When it comes to conducting research, the rules for demonstrations are Roorda’s 'first love'. He is already a frequently consulted, national expert in this field. In the period from 2012 to 2016, under the supervision of Jan Brouwer, at the time Professor of General Law at the University of Groningen, and Jon Schilder, Professor of Constitutional and Administrative Law at the Free University of Amsterdam, he wrote his PhD thesis on the subject. During this PhD trajectory, he and his supervisors, at the request of the Ministry of the Interior and Kingdom Relations, evaluated the Dutch Public Assemblies Act (Wet openbare manifestaties), which had existed for about 25 years at the time in 2015.

Societal changes

‘The more research I have done on the right to demonstrate, the more I have also become convinced of its value,’ says Roorda. ‘Demonstrations have triggered major societal developments and spearheaded the creation of key elements of our current democratic rule of law, such as women’s rights, the right to join a trade union, the right to vote, and the right to equality. Moreover, there are several examples of demonstrations that have led to a democratic change, such as the ones during the Arab Spring in the Arab world.

Hardening of the social climate

At the same time, Roorda sees a hardening in the legislation on demonstrations. This is partly a consequence of the authorities' firm approach, for example during the coronavirus pandemic, when demonstrations were frequently banned. This has damaged the trust of protesters. On the other hand, some protest organizations and individual demonstrators sometimes also very deliberately seek or cross the boundaries to draw more attention, which in some cases leads to criminal offences.

Picture of Berend Roorda in front of a presentation screen
‘The more research I have done on the right to demonstrate, the more I have also become convinced of its value'

Societal impact

Roorda hopes that an increase in interest in and knowledge of the right to demonstrate will lead to a widespread recognition of the value of this fundamental right. This recognition will ensure that demonstrations are given space, allowing them to continue to influence and shape our society in the future. In addition, he mentions that the new website may help clarify the boundaries of the law and how it can be exercised and regulated responsibly. ‘I hope that with the website, we will bring into the limelight clearly that the right to demonstrate is far-reaching and that the government has a very important role in this.

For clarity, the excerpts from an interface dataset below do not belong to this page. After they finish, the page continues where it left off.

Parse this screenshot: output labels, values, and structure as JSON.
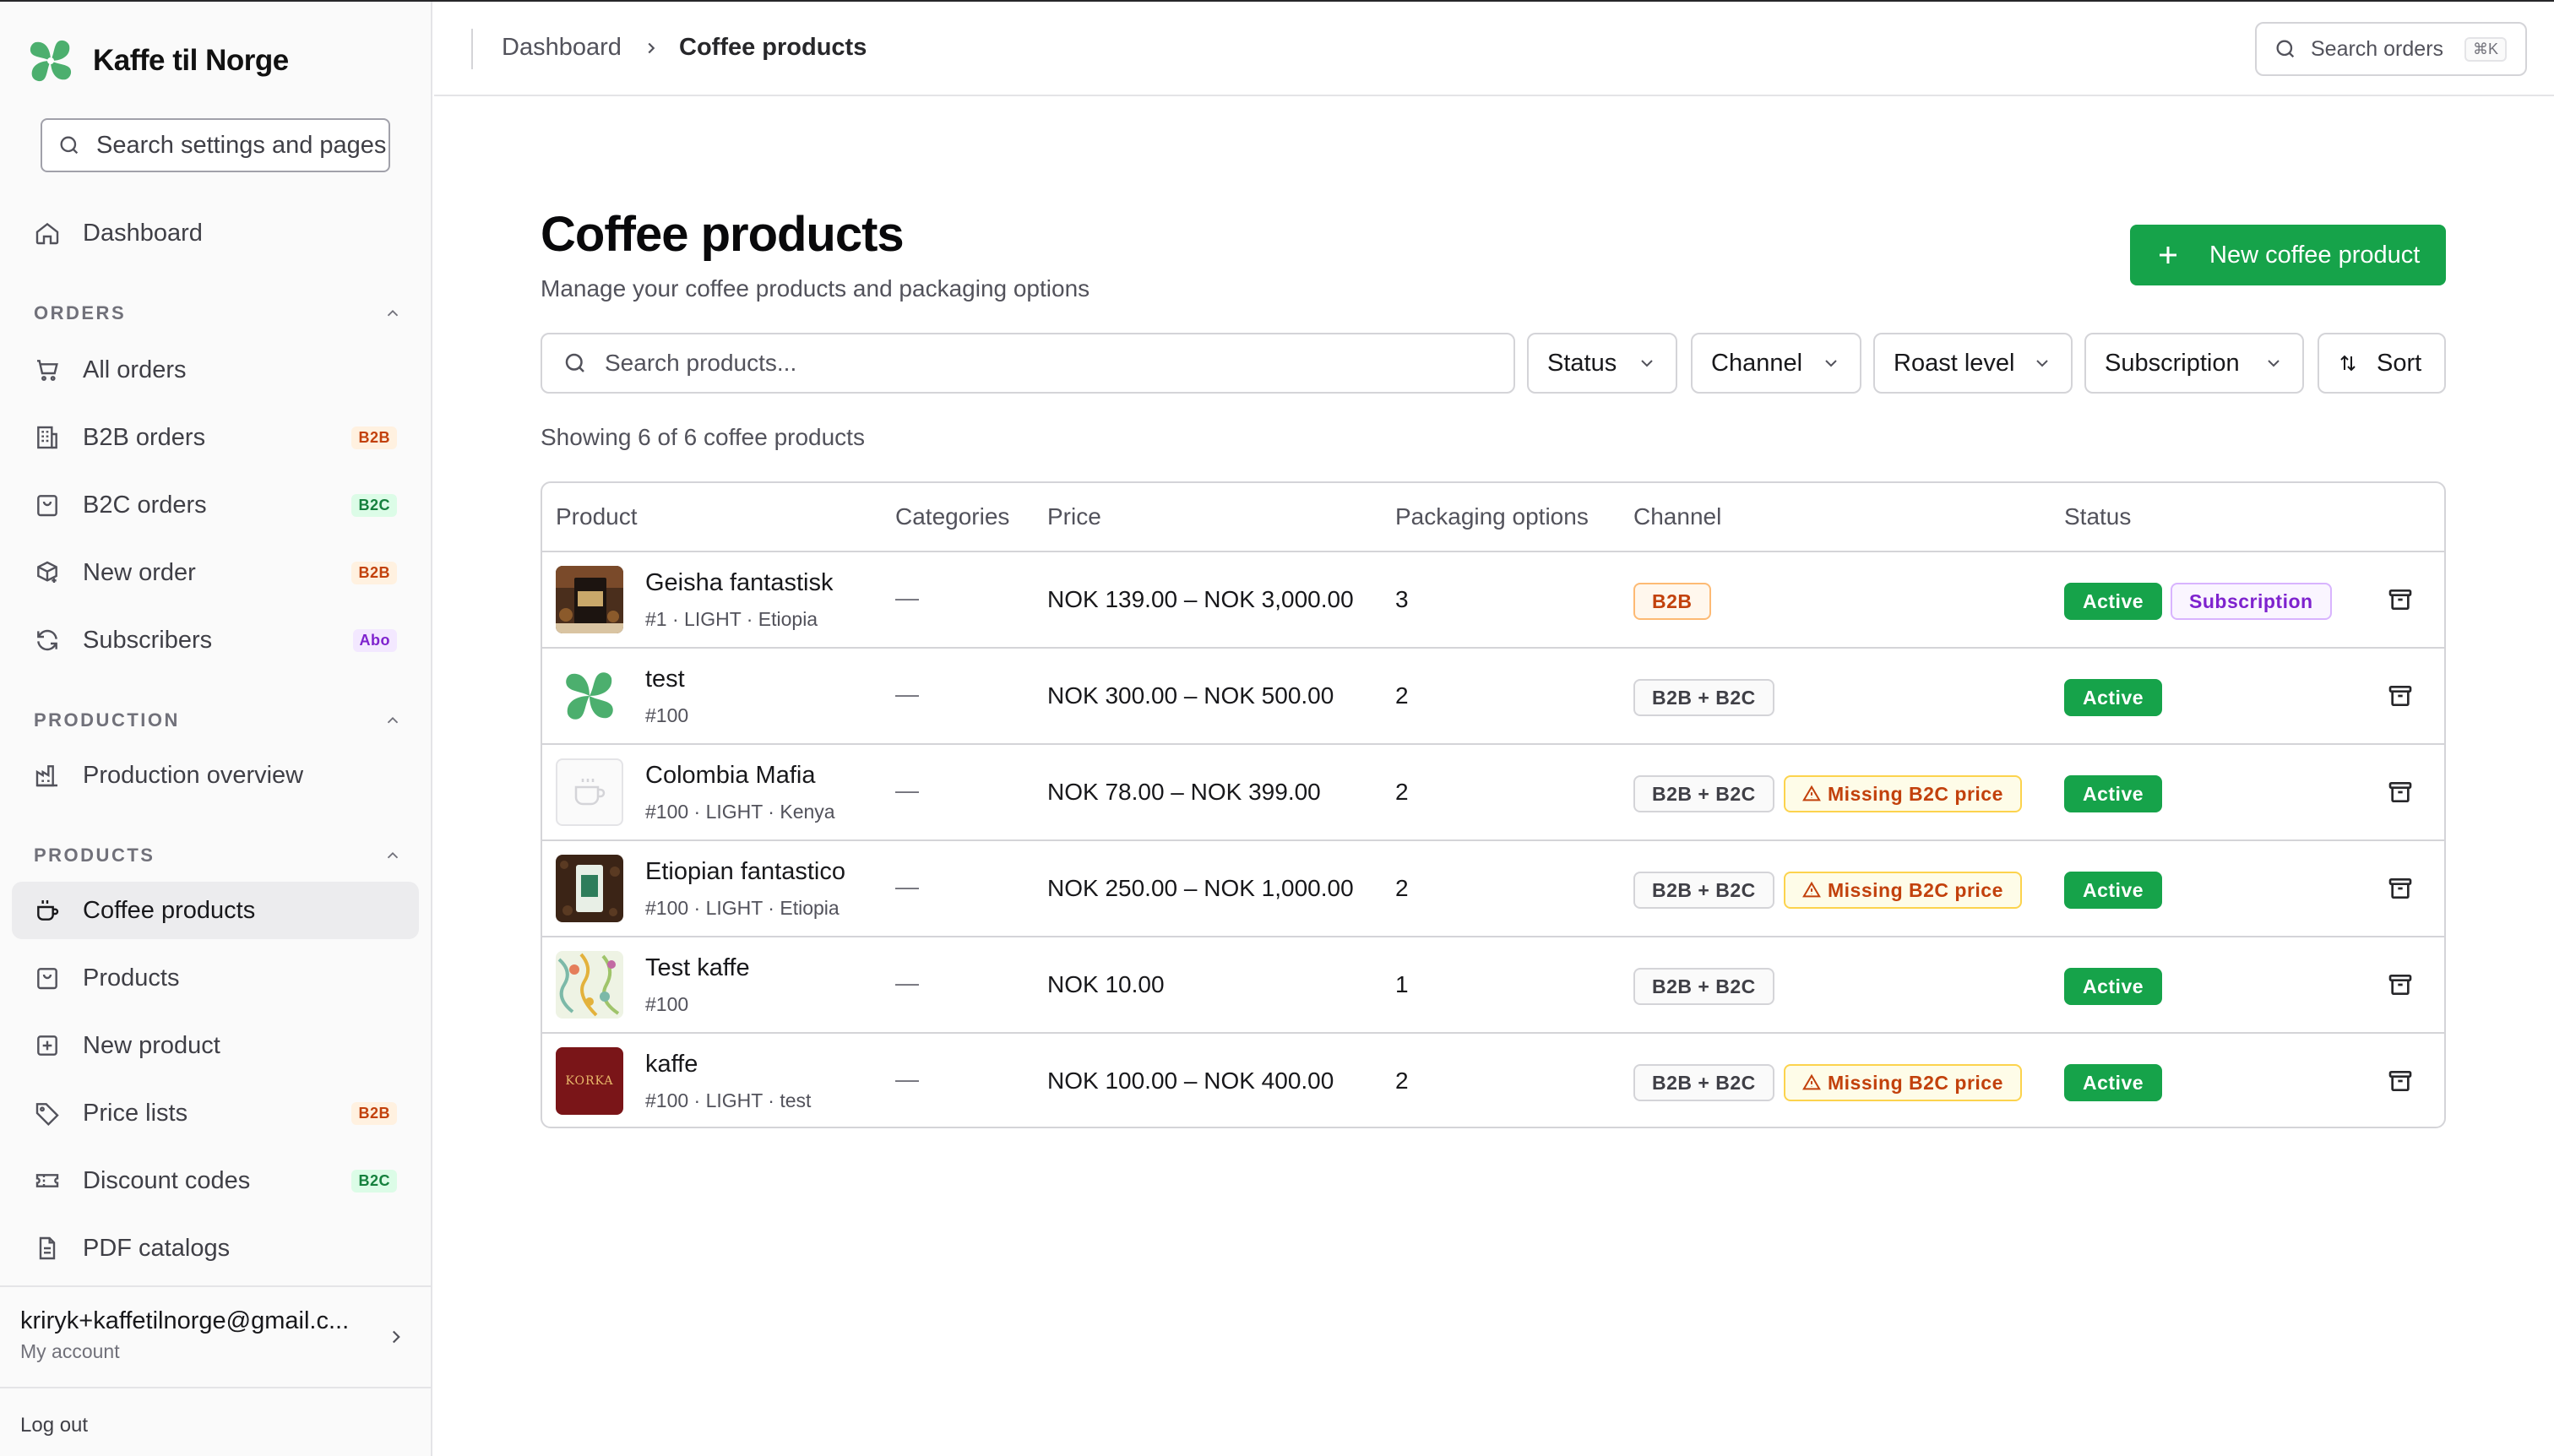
{
  "app": {
    "name": "Kaffe til Norge"
  },
  "sidebar": {
    "search_placeholder": "Search settings and pages",
    "dashboard": "Dashboard",
    "orders_section": "ORDERS",
    "production_section": "PRODUCTION",
    "products_section": "PRODUCTS",
    "items": [
      {
        "label": "All orders",
        "icon": "cart-icon"
      },
      {
        "label": "B2B orders",
        "icon": "building-icon",
        "badge": "B2B"
      },
      {
        "label": "B2C orders",
        "icon": "bag-icon",
        "badge": "B2C"
      },
      {
        "label": "New order",
        "icon": "package-plus-icon",
        "badge": "B2B"
      },
      {
        "label": "Subscribers",
        "icon": "refresh-icon",
        "badge": "Abo"
      },
      {
        "label": "Production overview",
        "icon": "factory-icon"
      },
      {
        "label": "Coffee products",
        "icon": "coffee-icon"
      },
      {
        "label": "Products",
        "icon": "bag-icon"
      },
      {
        "label": "New product",
        "icon": "plus-square-icon"
      },
      {
        "label": "Price lists",
        "icon": "tag-icon",
        "badge": "B2B"
      },
      {
        "label": "Discount codes",
        "icon": "ticket-icon",
        "badge": "B2C"
      },
      {
        "label": "PDF catalogs",
        "icon": "file-icon"
      }
    ],
    "account": {
      "email": "kriryk+kaffetilnorge@gmail.c...",
      "sub": "My account"
    },
    "logout": "Log out"
  },
  "topbar": {
    "crumb1": "Dashboard",
    "crumb2": "Coffee products",
    "search_placeholder": "Search orders",
    "shortcut": "⌘K"
  },
  "main": {
    "title": "Coffee products",
    "subtitle": "Manage your coffee products and packaging options",
    "new_button": "New coffee product",
    "search_placeholder": "Search products...",
    "filters": {
      "status": "Status",
      "channel": "Channel",
      "roast": "Roast level",
      "subscription": "Subscription",
      "sort": "Sort"
    },
    "showing": "Showing 6 of 6 coffee products"
  },
  "table": {
    "columns": {
      "product": "Product",
      "categories": "Categories",
      "price": "Price",
      "packaging": "Packaging options",
      "channel": "Channel",
      "status": "Status"
    },
    "rows": [
      {
        "name": "Geisha fantastisk",
        "meta": "#1 · LIGHT · Etiopia",
        "categories": "—",
        "price": "NOK 139.00 – NOK 3,000.00",
        "packaging": "3",
        "channel": "B2B",
        "warning": "",
        "status": "Active",
        "subscription": "Subscription"
      },
      {
        "name": "test",
        "meta": "#100",
        "categories": "—",
        "price": "NOK 300.00 – NOK 500.00",
        "packaging": "2",
        "channel": "B2B + B2C",
        "warning": "",
        "status": "Active",
        "subscription": ""
      },
      {
        "name": "Colombia Mafia",
        "meta": "#100 · LIGHT · Kenya",
        "categories": "—",
        "price": "NOK 78.00 – NOK 399.00",
        "packaging": "2",
        "channel": "B2B + B2C",
        "warning": "Missing B2C price",
        "status": "Active",
        "subscription": ""
      },
      {
        "name": "Etiopian fantastico",
        "meta": "#100 · LIGHT · Etiopia",
        "categories": "—",
        "price": "NOK 250.00 – NOK 1,000.00",
        "packaging": "2",
        "channel": "B2B + B2C",
        "warning": "Missing B2C price",
        "status": "Active",
        "subscription": ""
      },
      {
        "name": "Test kaffe",
        "meta": "#100",
        "categories": "—",
        "price": "NOK 10.00",
        "packaging": "1",
        "channel": "B2B + B2C",
        "warning": "",
        "status": "Active",
        "subscription": ""
      },
      {
        "name": "kaffe",
        "meta": "#100 · LIGHT · test",
        "categories": "—",
        "price": "NOK 100.00 – NOK 400.00",
        "packaging": "2",
        "channel": "B2B + B2C",
        "warning": "Missing B2C price",
        "status": "Active",
        "subscription": ""
      }
    ],
    "thumb_logo_text": "KORKA"
  },
  "colors": {
    "accent": "#16a34a",
    "warn": "#c2410c",
    "sub": "#7e22ce"
  }
}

After all, the government’s primary task is to protect, facilitate, respect, and cherish the exercise of this fundamental right, so that people can express themselves collectively and peacefully,’ Roorda adds.

The website was launched on 5 June 2024. The Ministry of the Interior and Kingdom Relations funded the website but did not interfere with its content, Roorda emphasizes. The website is independently run. Besides Roorda and Swart, the team includes Laurent Jensma, Law and IT specialist, student assistants Anouk Alberts and Sarah Horjus, Research Master’s students, and the aforementioned Liesbeth Smit from The Online Scientist. Many external parties—including all mayors of the Netherlands, police and judiciary officials, civil society organizations, protesters, lawyers, academics—were also approached with questions about the design of the website. Much input for the FAQs was collected with the help of these parties. This knowledge was also used to develop the advice tool in a way that it will be able to identify any relevant information that is needed to provide good legal advice.

More information

Berend Roorda

Last modified:18 June 2024 08.50 a.m.
View this page in: Nederlands

More news